(Stored items)
::::
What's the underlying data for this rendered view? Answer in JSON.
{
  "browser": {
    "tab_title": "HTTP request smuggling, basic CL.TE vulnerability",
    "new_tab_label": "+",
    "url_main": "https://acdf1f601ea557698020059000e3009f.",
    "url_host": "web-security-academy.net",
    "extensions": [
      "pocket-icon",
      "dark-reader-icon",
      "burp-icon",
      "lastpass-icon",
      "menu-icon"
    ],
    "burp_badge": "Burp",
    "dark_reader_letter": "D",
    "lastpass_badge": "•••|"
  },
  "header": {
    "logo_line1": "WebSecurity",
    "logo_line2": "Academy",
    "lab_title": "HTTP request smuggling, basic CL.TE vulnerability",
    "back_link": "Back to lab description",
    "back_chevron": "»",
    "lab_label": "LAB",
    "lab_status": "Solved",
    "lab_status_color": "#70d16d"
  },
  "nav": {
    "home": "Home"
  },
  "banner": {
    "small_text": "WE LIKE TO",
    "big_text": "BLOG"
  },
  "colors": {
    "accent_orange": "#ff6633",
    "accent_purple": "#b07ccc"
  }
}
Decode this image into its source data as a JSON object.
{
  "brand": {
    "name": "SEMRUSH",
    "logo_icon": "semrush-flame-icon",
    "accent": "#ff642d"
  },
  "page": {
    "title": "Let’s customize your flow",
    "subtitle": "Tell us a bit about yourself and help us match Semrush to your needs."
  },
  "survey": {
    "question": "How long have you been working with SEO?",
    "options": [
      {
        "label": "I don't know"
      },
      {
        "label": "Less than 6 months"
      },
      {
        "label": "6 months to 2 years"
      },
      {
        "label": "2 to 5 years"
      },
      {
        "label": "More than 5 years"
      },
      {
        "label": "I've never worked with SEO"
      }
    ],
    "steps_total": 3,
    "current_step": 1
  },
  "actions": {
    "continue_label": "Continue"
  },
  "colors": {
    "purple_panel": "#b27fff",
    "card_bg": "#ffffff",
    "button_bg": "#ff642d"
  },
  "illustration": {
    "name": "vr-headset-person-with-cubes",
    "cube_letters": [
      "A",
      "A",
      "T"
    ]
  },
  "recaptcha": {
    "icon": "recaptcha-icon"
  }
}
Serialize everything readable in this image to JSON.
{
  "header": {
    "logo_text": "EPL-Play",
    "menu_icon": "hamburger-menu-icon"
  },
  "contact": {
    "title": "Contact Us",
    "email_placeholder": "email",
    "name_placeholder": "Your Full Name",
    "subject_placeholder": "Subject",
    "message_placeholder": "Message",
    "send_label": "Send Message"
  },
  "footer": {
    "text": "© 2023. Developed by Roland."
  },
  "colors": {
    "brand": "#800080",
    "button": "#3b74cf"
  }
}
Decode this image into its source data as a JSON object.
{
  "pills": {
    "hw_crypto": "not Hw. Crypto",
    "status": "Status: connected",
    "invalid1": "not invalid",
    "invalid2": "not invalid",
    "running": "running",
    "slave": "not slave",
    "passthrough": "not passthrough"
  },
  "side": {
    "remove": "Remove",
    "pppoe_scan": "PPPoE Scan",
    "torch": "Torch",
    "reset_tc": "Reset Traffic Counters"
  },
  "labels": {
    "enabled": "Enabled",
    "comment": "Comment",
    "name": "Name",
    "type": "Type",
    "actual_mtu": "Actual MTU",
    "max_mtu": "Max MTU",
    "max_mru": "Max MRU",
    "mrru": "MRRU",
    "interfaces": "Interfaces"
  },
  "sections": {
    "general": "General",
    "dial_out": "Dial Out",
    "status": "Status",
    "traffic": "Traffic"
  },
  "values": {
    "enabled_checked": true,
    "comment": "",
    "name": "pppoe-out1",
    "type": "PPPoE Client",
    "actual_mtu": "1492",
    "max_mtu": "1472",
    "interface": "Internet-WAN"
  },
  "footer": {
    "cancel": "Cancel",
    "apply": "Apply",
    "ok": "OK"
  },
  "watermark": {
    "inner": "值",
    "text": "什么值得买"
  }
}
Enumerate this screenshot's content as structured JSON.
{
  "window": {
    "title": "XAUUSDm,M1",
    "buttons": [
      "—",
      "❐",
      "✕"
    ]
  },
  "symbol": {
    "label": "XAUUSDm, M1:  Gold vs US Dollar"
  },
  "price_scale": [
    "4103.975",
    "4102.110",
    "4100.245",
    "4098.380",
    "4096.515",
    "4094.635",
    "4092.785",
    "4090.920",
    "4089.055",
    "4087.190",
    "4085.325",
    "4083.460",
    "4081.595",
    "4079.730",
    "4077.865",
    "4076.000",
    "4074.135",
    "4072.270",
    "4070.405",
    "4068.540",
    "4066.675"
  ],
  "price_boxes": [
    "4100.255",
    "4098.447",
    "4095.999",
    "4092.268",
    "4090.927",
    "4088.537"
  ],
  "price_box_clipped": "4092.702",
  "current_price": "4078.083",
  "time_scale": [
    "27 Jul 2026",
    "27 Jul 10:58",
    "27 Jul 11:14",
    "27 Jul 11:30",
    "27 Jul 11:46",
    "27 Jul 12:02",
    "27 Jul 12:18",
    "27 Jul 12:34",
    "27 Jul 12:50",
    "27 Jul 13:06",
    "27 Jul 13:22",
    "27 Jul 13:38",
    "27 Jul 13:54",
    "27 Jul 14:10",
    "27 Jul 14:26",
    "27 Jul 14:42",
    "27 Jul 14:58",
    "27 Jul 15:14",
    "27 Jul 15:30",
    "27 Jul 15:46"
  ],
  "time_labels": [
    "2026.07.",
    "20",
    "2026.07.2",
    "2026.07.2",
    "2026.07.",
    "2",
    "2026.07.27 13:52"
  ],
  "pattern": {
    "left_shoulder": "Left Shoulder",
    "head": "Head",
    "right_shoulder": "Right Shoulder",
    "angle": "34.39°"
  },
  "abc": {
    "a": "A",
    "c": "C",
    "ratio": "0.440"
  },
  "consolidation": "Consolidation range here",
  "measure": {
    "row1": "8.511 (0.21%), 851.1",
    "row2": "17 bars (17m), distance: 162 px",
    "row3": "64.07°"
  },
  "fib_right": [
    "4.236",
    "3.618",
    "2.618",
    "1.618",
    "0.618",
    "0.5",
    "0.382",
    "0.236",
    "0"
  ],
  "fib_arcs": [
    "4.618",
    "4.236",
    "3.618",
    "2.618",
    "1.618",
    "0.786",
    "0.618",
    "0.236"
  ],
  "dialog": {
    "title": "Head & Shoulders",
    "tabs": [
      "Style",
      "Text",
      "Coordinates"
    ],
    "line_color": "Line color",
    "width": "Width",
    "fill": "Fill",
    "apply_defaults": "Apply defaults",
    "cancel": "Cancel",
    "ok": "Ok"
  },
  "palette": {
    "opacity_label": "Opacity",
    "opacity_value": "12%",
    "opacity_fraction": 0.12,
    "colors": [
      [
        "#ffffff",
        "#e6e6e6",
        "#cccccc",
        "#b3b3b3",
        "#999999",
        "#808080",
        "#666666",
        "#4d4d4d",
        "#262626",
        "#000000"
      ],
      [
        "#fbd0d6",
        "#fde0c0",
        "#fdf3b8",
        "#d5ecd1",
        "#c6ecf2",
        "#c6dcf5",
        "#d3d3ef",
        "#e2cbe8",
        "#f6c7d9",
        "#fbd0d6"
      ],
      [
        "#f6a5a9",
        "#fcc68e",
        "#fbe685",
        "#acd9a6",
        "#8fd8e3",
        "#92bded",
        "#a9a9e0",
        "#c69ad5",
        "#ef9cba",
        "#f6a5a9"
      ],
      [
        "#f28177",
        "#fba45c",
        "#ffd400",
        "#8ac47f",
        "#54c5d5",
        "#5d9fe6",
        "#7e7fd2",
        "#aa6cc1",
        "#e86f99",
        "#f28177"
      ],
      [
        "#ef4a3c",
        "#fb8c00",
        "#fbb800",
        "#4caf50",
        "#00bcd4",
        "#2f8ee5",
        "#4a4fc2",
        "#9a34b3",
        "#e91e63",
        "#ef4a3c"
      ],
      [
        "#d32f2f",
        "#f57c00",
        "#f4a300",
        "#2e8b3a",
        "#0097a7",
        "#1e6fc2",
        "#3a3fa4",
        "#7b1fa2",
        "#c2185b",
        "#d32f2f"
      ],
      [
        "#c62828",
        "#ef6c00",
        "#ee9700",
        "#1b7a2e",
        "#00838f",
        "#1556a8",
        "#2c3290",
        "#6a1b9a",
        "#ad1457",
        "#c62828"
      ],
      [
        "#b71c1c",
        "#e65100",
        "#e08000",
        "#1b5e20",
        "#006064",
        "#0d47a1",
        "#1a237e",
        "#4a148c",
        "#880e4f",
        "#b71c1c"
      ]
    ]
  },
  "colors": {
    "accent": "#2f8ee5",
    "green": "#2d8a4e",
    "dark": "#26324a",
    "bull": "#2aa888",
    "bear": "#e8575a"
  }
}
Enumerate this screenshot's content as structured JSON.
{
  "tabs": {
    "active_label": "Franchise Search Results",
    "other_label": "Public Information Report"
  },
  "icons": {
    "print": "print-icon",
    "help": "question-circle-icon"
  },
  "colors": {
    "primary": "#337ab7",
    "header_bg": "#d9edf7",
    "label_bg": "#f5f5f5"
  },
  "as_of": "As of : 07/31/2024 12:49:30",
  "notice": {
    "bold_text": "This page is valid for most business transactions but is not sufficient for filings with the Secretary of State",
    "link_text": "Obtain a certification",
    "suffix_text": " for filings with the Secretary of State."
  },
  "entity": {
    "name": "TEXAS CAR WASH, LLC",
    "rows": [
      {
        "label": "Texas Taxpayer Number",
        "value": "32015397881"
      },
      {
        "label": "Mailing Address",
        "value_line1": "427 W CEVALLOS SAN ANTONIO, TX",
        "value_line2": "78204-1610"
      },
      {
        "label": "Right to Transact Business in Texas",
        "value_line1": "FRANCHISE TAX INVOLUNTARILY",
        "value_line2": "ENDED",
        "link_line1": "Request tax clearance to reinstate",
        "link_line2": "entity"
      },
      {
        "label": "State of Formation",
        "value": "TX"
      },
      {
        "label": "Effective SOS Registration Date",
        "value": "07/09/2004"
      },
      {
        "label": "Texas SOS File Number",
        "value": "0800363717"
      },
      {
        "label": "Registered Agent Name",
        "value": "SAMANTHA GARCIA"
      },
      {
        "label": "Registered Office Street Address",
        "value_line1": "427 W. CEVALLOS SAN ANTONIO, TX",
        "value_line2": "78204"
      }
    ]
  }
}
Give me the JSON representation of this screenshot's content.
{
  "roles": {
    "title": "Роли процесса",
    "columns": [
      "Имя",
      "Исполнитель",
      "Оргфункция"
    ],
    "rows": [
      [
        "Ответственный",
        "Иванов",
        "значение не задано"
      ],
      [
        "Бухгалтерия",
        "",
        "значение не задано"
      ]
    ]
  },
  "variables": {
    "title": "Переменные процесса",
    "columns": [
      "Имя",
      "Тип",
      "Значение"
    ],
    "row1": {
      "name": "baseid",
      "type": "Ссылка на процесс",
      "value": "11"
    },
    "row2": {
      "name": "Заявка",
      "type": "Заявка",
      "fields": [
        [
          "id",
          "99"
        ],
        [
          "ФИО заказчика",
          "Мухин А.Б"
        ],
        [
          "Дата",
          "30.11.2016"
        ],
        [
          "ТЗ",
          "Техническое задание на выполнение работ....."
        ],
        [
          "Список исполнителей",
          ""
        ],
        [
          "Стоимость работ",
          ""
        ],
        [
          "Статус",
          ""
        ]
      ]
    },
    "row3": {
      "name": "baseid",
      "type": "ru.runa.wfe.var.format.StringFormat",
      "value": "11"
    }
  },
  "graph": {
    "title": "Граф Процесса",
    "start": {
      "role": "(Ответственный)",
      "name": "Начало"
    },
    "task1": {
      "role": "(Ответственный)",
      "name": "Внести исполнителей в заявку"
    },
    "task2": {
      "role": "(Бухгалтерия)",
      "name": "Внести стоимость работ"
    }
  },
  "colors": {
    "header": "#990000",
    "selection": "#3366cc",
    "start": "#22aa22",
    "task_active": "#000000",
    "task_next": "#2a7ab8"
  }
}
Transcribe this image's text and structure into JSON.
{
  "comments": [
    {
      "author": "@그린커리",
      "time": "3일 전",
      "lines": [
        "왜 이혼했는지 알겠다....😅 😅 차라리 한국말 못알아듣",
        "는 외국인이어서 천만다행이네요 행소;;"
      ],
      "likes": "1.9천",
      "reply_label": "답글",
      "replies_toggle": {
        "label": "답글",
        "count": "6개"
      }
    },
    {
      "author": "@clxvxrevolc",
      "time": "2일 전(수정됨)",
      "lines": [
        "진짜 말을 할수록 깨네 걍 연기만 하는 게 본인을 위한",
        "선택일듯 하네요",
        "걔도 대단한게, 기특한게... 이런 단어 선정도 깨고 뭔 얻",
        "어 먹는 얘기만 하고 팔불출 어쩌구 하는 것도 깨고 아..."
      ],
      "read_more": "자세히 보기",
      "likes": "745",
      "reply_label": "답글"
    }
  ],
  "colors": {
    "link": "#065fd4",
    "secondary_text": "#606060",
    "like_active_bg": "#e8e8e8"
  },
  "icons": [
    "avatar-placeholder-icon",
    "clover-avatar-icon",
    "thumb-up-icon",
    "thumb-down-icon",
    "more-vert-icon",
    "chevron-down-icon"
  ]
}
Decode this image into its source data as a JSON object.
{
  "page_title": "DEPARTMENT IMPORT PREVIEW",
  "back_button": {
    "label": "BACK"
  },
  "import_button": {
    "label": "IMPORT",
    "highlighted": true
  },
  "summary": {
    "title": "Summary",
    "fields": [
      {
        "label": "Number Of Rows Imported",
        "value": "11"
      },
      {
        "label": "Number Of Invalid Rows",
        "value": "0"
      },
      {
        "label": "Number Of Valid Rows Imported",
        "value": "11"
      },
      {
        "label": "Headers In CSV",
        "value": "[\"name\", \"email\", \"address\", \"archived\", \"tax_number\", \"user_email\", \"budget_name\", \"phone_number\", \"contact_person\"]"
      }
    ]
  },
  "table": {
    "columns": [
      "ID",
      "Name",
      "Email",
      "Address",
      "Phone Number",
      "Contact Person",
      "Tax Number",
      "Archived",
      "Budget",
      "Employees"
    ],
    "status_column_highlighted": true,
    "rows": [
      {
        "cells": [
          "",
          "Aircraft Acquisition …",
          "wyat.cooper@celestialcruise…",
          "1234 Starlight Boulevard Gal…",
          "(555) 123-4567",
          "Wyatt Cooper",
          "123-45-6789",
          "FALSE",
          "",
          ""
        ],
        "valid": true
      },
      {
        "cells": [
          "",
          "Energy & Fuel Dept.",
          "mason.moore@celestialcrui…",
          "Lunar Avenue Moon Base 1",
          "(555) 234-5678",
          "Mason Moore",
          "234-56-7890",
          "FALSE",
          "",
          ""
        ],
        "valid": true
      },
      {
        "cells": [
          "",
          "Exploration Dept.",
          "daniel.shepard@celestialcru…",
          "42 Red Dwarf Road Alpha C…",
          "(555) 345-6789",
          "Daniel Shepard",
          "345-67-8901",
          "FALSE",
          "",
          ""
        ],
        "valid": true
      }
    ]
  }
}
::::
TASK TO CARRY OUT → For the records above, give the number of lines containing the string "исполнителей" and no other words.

RESPONSE BELOW → 2